LUCAN (Eabl op). The Eight Hon. Gboboe Chasles Bingham, G.C.B., elder son of the second earl, whom he succeeded June 30, 1839, bom April 16, 1800, was educated at Westminster, entered the army at the usual age, and served as a volunteer with the Bussian army under Gen. Diebitsch in the Turkish campaign in 1828. He was one of the representatives of the county of Mayo, in the Conservative interest, from 1826 till 1830, and was chosen one of the Representative Peers for Ireland in 1840. He served in the Crimea in 1854-5, in command of a division of cavalry, and took part in the battles of the Alma, Sept. 20, Balaklava, Oct. 25, and Inkermann, Nov. 5, 1854. Owing to some mis- apprehension of Lord Baglan's orders, that heroic but fatal charge of the Light Brigade in which so many lives were lost was made in the battle of Balaklava. LordLucan, who was colonel of the 8th hussars till Feb. 22, 1865, when he became Colonel of the 1st regiment of Life Guards, was made a Lieutenant- General in 1858, and General Aug. 28, 1865 ; was nominated a E.C.B. for his Crimean services, and G.C.B. in 1869 ; is Commander of the Legion of Honour, Knight first-class of the Medjidie, and a Knight, second- class, of St. Anne of Russia.

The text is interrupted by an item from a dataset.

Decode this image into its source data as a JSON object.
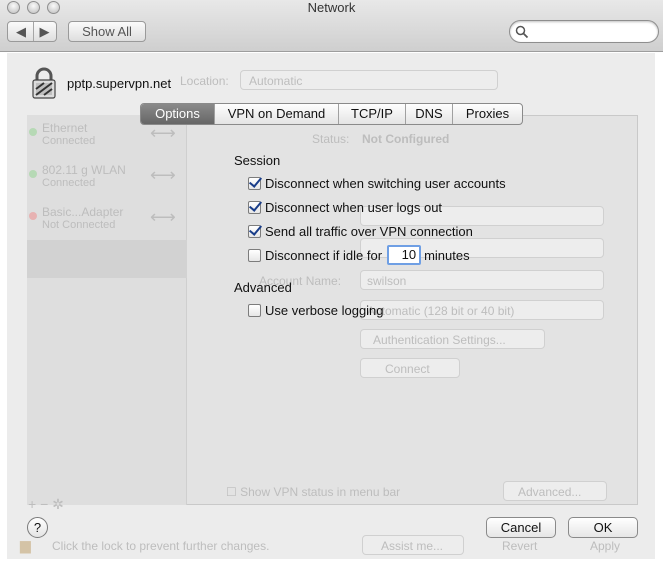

LUCCA, Pauline, the daughter of poor but worthy parents, who on accoimt of reduced circumstances were unable to educate their chil- dren, was born at Vienna, in 1840. Her name was originally Lucas, and her parents were of the Jewish faith, which she abandoned. A profes- sional sineer, named £rl, who acci- dentally discovered that she pos- sessed a most promising voice, very generously imdertook to give her instruction ; and, when fifteen years of age, she obtained an eng^agement at the Karinther Thor Theatre, and assisted in the Sunday services at

the Karl Kirche. At the latter place, the unavoidable absence of a leading vocalist, in 1856, gave the youthful aspirant an opportunity for distinguishing herself, and the sen- sation she created was so great that means were devised by the principal musicians in Vienna to enable her to complete her training. Her im- provement was rapid and decided, and having accepted an engage- ment to sing Italian parts at the' Olmiitz Theatre, she appeared in Sept., 1859, for the first time, as Elvira, in Verdi's "Emani," with such success that brilliant offers were immediately made her from many parts of Germany. She pre- ferred, however, to renew her en- gagement at Olmiitz, during which she met with an adventure that tended very considerably to increase her popularity. Having been in- sulted by a female artiste of the same theatre, she at once informed the manager that unless she re- ceived an ample apology, nothing should induce her to appear again at Olmiitz. That gentleman having threatened her with imprisonment upon the terms of his contract if she persisted in her resolution, she deliberately walked to the citadel, gave herself up, and remained in durance for four-and-twenty hours. The commotion this conduct occa- sioned induced the manager to use his influence with the offending lady to submit to Mdlle. Lucca's demand. On leaving her prison, she at once terminated her engagement at Ol- miitz, and proceeded to Prague, where, in March, 1860, she appeared as Valentine in the " Huguenots," and in "Norma," and at once secured the patronage of the Princess Col- loredo, sister of the Governor, the Count Clam-Gallas, &c. Shortly be- fore her appearance at Pra^e, Meyerbeer, who, as the director of the Berlin Hof-opera Theatre, was at that time seeking for a prima donna competent to fill the part of the heroine in his last werk, " L'Afri- caine," had his attention directed